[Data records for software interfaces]

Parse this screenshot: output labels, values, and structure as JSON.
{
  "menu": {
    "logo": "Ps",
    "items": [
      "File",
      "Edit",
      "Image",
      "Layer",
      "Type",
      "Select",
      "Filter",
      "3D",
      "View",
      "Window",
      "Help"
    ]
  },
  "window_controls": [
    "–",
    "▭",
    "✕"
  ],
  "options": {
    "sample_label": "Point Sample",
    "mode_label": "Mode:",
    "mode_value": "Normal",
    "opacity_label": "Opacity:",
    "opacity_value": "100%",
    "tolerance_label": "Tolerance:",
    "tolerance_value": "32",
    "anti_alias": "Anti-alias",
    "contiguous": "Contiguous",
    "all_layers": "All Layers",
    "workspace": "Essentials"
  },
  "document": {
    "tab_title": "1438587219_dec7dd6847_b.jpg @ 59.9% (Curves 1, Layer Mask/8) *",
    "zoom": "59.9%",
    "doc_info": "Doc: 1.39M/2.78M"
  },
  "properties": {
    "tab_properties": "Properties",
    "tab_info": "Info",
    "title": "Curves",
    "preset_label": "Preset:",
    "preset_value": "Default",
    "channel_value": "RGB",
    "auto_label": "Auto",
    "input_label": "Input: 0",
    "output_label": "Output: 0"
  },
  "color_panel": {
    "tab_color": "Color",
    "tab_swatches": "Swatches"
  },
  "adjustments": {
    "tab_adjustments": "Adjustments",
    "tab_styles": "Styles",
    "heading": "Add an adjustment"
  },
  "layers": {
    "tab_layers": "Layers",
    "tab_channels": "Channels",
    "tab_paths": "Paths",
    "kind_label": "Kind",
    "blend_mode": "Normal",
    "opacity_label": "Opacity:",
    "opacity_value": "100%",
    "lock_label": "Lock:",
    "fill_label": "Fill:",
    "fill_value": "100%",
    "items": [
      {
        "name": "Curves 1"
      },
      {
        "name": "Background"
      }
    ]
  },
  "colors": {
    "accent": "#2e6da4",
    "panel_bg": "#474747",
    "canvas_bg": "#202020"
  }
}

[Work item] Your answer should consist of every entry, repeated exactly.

[Result]
Parse this screenshot: output labels, values, and structure as JSON.
{
  "menu": {
    "logo": "Ps",
    "items": [
      "File",
      "Edit",
      "Image",
      "Layer",
      "Type",
      "Select",
      "Filter",
      "3D",
      "View",
      "Window",
      "Help"
    ]
  },
  "window_controls": [
    "–",
    "▭",
    "✕"
  ],
  "options": {
    "sample_label": "Point Sample",
    "mode_label": "Mode:",
    "mode_value": "Normal",
    "opacity_label": "Opacity:",
    "opacity_value": "100%",
    "tolerance_label": "Tolerance:",
    "tolerance_value": "32",
    "anti_alias": "Anti-alias",
    "contiguous": "Contiguous",
    "all_layers": "All Layers",
    "workspace": "Essentials"
  },
  "document": {
    "tab_title": "1438587219_dec7dd6847_b.jpg @ 59.9% (Curves 1, Layer Mask/8) *",
    "zoom": "59.9%",
    "doc_info": "Doc: 1.39M/2.78M"
  },
  "properties": {
    "tab_properties": "Properties",
    "tab_info": "Info",
    "title": "Curves",
    "preset_label": "Preset:",
    "preset_value": "Default",
    "channel_value": "RGB",
    "auto_label": "Auto",
    "input_label": "Input: 0",
    "output_label": "Output: 0"
  },
  "color_panel": {
    "tab_color": "Color",
    "tab_swatches": "Swatches"
  },
  "adjustments": {
    "tab_adjustments": "Adjustments",
    "tab_styles": "Styles",
    "heading": "Add an adjustment"
  },
  "layers": {
    "tab_layers": "Layers",
    "tab_channels": "Channels",
    "tab_paths": "Paths",
    "kind_label": "Kind",
    "blend_mode": "Normal",
    "opacity_label": "Opacity:",
    "opacity_value": "100%",
    "lock_label": "Lock:",
    "fill_label": "Fill:",
    "fill_value": "100%",
    "items": [
      {
        "name": "Curves 1"
      },
      {
        "name": "Background"
      }
    ]
  },
  "colors": {
    "accent": "#2e6da4",
    "panel_bg": "#474747",
    "canvas_bg": "#202020"
  }
}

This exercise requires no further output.